We know we need to close the gap between the proportion of men and the proportion of women in the workforce. Our commitment to almost double free childcare entitlement will help achieve that, by removing one of the main barriers that prevents women returning to work.
And we also want to address the lack of women in senior positions. That’s why, later this year, we will legislate to ensure gender balance on public sector boards.
But as you all know, there are employment inequalities across other protected characteristics – like race and disability. So I can announce today that, through our new Workplace Equality Fund, we will provide an initial £500,000 to help address these disparities. The money will go to groups who can demonstrate that their efforts will help people overcome barriers to employment.
It’s a small but potentially significant way in which we can help address a major economic and social issue. And it’s in-keeping with the broader principles of the union movement. By ensuring everyone in society is able to flourish, everybody in Scotland will benefit.
Since the start of devolution, the STUC has worked with different Scottish Governments to make Scotland a more equal, inclusive and successful country. You’ve helped the Scottish Parliament legislate for social progress. And you’ve been at the vanguard of making workplaces more productive and protecting people in Scotland from the worst effects of austerity.
As I said at the beginning of this speech, this is a challenging time for Scotland. We face the prospect of a Brexit, implemented by an out-of-control, hard-line Tory party.

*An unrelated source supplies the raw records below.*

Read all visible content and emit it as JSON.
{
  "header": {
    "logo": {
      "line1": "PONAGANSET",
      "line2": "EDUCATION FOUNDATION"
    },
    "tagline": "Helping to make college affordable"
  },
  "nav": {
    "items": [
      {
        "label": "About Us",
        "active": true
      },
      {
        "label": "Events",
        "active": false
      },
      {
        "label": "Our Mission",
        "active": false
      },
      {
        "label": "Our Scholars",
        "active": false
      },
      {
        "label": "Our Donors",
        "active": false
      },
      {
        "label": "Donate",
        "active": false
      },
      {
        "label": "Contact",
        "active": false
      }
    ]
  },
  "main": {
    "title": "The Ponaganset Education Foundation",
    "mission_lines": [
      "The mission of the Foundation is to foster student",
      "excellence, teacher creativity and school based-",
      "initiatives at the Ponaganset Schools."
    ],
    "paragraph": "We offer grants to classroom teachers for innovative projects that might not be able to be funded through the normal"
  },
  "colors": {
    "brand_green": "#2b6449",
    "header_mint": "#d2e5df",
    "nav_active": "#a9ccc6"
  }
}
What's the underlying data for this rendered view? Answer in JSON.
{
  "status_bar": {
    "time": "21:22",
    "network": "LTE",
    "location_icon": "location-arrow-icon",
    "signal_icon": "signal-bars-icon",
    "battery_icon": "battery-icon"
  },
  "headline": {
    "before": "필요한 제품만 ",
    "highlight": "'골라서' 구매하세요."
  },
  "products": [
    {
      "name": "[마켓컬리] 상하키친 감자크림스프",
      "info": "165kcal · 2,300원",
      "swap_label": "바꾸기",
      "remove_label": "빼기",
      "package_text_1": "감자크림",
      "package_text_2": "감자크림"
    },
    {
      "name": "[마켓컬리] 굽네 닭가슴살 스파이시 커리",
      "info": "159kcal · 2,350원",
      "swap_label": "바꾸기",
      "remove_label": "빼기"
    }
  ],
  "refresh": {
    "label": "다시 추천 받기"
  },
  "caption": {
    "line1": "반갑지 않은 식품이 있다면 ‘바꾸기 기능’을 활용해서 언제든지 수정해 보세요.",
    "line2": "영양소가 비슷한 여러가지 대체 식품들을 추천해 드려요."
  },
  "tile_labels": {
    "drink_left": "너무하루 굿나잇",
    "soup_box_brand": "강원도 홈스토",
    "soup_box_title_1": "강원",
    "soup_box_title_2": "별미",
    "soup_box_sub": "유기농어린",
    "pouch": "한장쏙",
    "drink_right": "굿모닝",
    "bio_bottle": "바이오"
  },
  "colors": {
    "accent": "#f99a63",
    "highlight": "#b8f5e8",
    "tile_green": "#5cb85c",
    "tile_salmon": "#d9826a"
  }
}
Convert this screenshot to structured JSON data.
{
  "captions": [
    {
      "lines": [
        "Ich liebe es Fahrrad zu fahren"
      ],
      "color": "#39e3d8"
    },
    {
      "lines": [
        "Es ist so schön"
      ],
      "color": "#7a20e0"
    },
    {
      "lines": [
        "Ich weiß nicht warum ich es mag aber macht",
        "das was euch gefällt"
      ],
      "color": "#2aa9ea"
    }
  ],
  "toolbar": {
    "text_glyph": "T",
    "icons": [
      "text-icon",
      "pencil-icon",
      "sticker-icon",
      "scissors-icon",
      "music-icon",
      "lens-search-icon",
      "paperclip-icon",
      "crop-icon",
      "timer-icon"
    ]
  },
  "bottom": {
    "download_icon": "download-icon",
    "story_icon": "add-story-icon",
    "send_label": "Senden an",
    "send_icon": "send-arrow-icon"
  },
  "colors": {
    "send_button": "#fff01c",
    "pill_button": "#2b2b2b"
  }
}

But through all the challenges we face, our trade union movement remains a source of huge strength for our country. I want to thank you for all you do. And I pledge that the Scottish Government will continue to work with you to make Scotland a fairer, more prosperous and more equal nation.